■ **Source material**:
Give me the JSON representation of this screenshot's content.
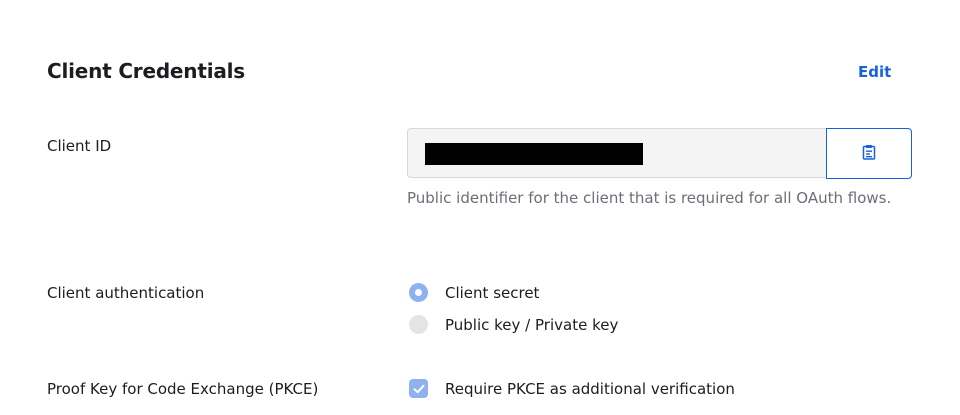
{
  "section": {
    "title": "Client Credentials",
    "edit_label": "Edit"
  },
  "client_id": {
    "label": "Client ID",
    "value": "",
    "help_text": "Public identifier for the client that is required for all OAuth flows.",
    "copy_icon": "clipboard-copy-icon"
  },
  "client_authentication": {
    "label": "Client authentication",
    "options": [
      {
        "label": "Client secret",
        "selected": true
      },
      {
        "label": "Public key / Private key",
        "selected": false
      }
    ]
  },
  "pkce": {
    "label": "Proof Key for Code Exchange (PKCE)",
    "checkbox_label": "Require PKCE as additional verification",
    "checked": true
  },
  "colors": {
    "accent": "#1662dd",
    "control_fill": "#8fb1ef",
    "muted_text": "#6e6e78",
    "field_background": "#f4f4f4"
  }
}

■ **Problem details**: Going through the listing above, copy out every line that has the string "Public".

■ **Final answer**:
    "help_text": "Public identifier for the client that is required for all OAuth flows.",
        "label": "Public key / Private key",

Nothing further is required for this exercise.